Queen of saxifrages... Saxifraga oppositifolia

Submitted by Kelaidis on Thu, 02/18/2010 - 06:41

I couldn't resist filling up all the posts on the genus and species Discussions: they were looking so bereft! And if one is to post a saxifrage, surely Saxifraga oppositifolia is the one: I am ashamed to say I am not currently growing this, although I have grown it superbly in Boulder and at the Gardens for decades on end (I once had a mat almost a square yard in extent!). This is a picture I took last July 8 (I think) on a high ridge far above Almaty in Kazakhstan on what may have been the most plant-packed day of my life (excepting, perhaps, a few days in the Andes or South Africa): never have I seen more choice new alpines than with Vladimir Kolbintsev, that most magnificent man and superb tour leader. This grew in vast mats on the rocks, near Thallycospermum, Paraquilegia microphylla, Cystocorydalis fedtschenkoi and Primula xanthobasis to drop a few names...None of the flowers on oppositifolia were widely open: although it was a chilly slightly cloudy day (it hailed)...perhaps a distinct variety?


Submitted by Hoy on Thu, 02/18/2010 - 12:40

I envy you your trip to Kazakhstan!
This S. oppositifolia is very different from those I know from here.

Submitted by Boland on Thu, 02/18/2010 - 16:36

The flowers are certainly not as open as those here...perhaps they simply were not fully open(?).  Our native form is more difficult in cultivation than European forms but we have one surviving in our new crevice garden...maybe after the 4 feet of snow melts this spring, it will grace me for another year!

Submitted by Lori S. on Thu, 02/18/2010 - 19:29
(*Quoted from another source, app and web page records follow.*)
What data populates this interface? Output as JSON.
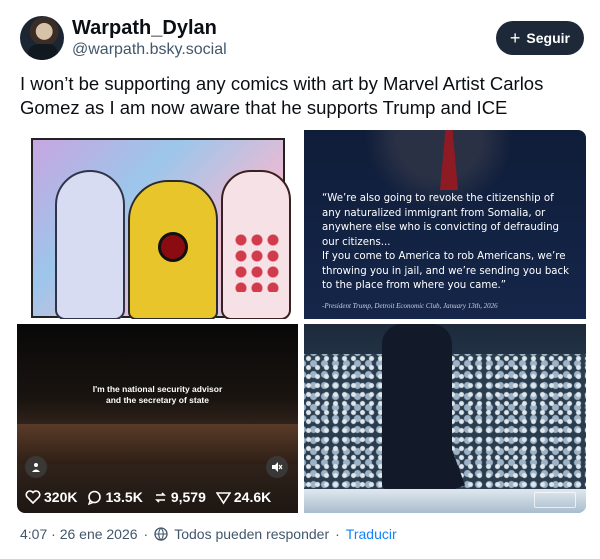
{
  "author": {
    "display_name": "Warpath_Dylan",
    "handle": "@warpath.bsky.social"
  },
  "follow_button": {
    "label": "Seguir"
  },
  "post": {
    "text": "I won’t be supporting any comics with art by Marvel Artist Carlos Gomez as I am now aware that he supports Trump and ICE"
  },
  "images": {
    "quote": {
      "paragraph1": "“We’re also going to revoke the citizenship of any naturalized immigrant from Somalia, or anywhere else who is convicting of defrauding our citizens...",
      "paragraph2": "If you come to America to rob Americans, we’re throwing you in jail, and we’re sending you back to the place from where you came.”",
      "attribution": "-President Trump, Detroit Economic Club, January 13th, 2026"
    },
    "video": {
      "caption_line1": "I'm the national security advisor",
      "caption_line2": "and the secretary of state",
      "person_icon": "person-icon",
      "mute_icon": "mute-icon"
    }
  },
  "stats": {
    "likes": "320K",
    "replies": "13.5K",
    "reposts": "9,579",
    "views": "24.6K"
  },
  "footer": {
    "timestamp": "4:07 · 26 ene 2026",
    "separator": "·",
    "reply_setting": "Todos pueden responder",
    "translate": "Traducir"
  },
  "colors": {
    "accent": "#1083fe",
    "button_bg": "#1d2939",
    "muted_text": "#42576c"
  }
}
It does not seem so terribly different from this one though... although perhaps this one from Kananaskis Prov. Park, Alberta, was not open fully?  (The date was July 25th - quite late for these here, so you'd expect it to be fully open!) 
I do have to admit I rarely see this species in bloom - I guess we need to start hiking earlier (and perhaps reconcile ourselves to slogging through forest trails that are still snow-covered  :P) or get up to higher elevations!

Submitted by McGregorUS on Sat, 02/20/2010 - 04:28

Couldn't resist posting these images of Sax oppositifolia in England on Pen-y-ghent (3 April 2008). I think they are about the best I've seen in the wild. Plants there are quite varied - many are much paler than this. Hope someone might post pics of some of the north Norwegian forms which are quite lovely.